Customers got high after cannabis companies confused CBD and THC, regulators say


A cannabis regulator launched a product recall after customers reported getting high after taking cannabidiol (CBD) that they didn’t know contained psychoactive tetrahydrocannabinol (THC) instead.

The Oregon Liquor and Cannabis Commission (OLCC) released a report on Friday that found why customers got high after using CBD products allegedly made from hemp.

According to a report released on Friday and viewed by Newsweek, THC ended up in a product it shouldn’t have while at the Cura Cannabis manufacturing facility in Portland.

The OLCC report said the recall went into effect “after consumers reported using a hemp tincture sold by Cura that got them” high “even though it was labeled and packaged so as not to contain any detectable THC main psychoactive ingredient in cannabis.

Regulators became concerned after an Idaho customer who bought the product in Oregon complained after seeing a strange reaction.

OLCC spokesman Mark Pettinger told the Oregonian when they tested the bottle sample that it came back “hot”.

He added that it tested positive for THC and that two more bottles were purchased and it also contained the psychoactive substance.

After an investigation, state supervisory authorities have ordered the recall of Select Tincture 30ml THC drops – 1,000 mg tasteless.

Although OLCC’s preliminary testing found it had no detectable THC in other products, they pushed the recall based on previous results.

Following the OLCC results, Curaleaf, of which Cura Cannabis is a member, issued a brief statement accusing “human error”.

In a statement received from The Oregonian, Curaleaf said, “Based on our preliminary investigation, we believe this failure resulted from unintentional human error.”

The OLCC announced that the product was produced on May 14, 2021, and estimates that approximately 630 units have been sold as of June 29 and that 130 units are still on retailer’s shelves.

Customers who have purchased the product are advised to either return it to the OLCC licensed dealer from whom they purchased it or to destroy the product.

If customers have other complaints about products they have purchased, they should notify the OLCC at and provide their name and phone number.

Newsweek has reached out to the OLCC and Curaleaf for comment.
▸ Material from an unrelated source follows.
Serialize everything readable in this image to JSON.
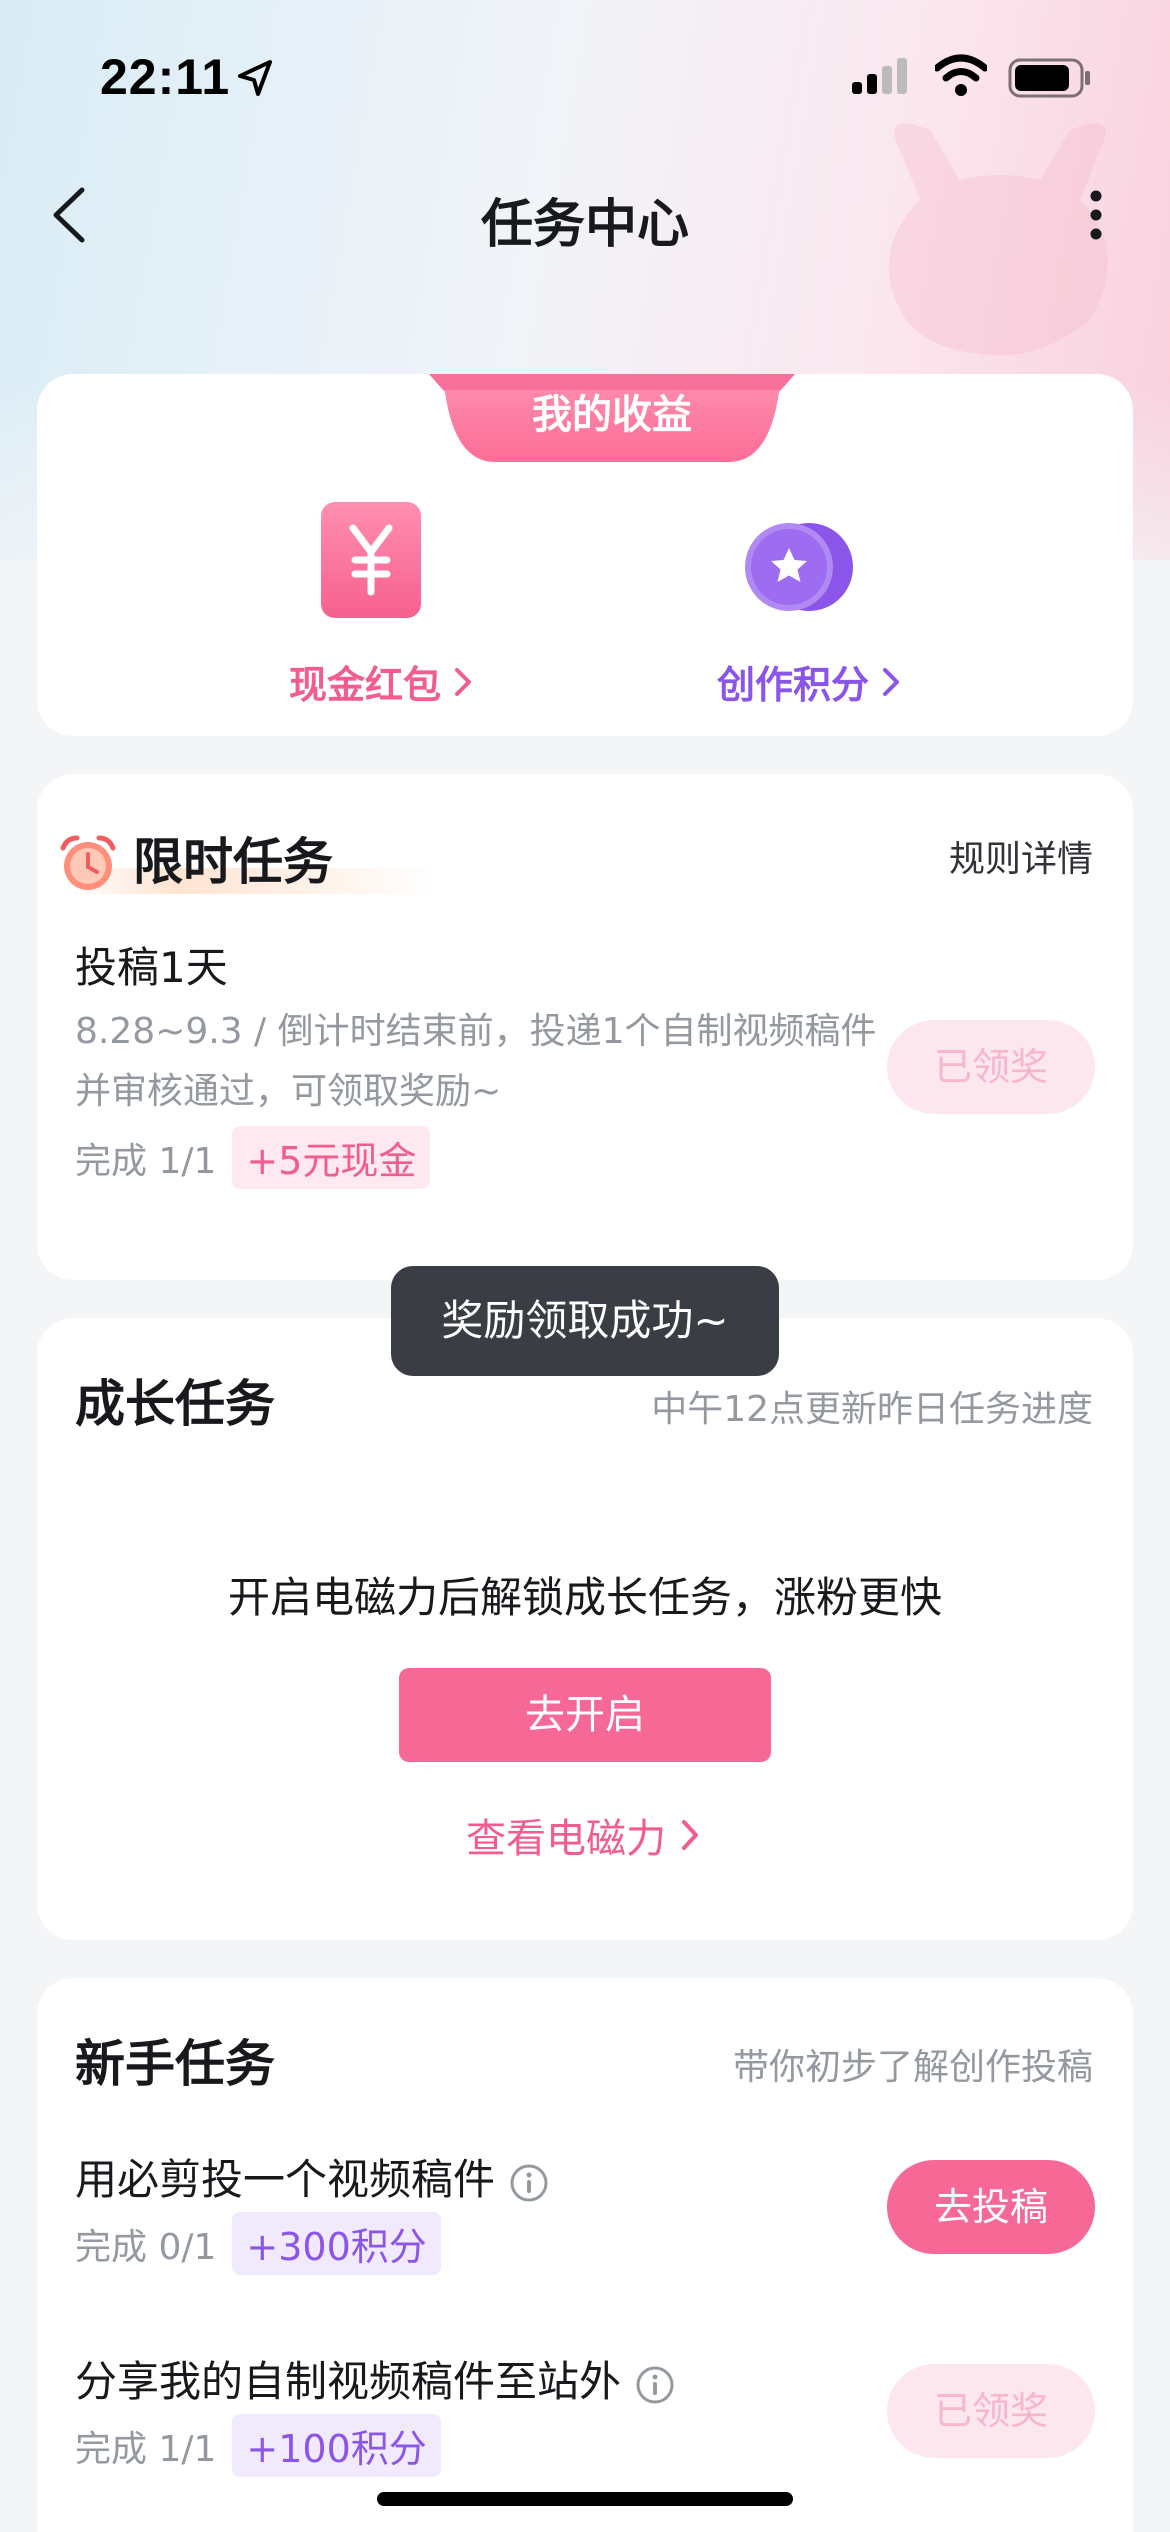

Legalized non-medicinal cannabis cultivation and the use of marijuana for personal use were approved in 2014 and went into effect in Oregon on July 1, 2015.

Stock Photo. The product has been recalled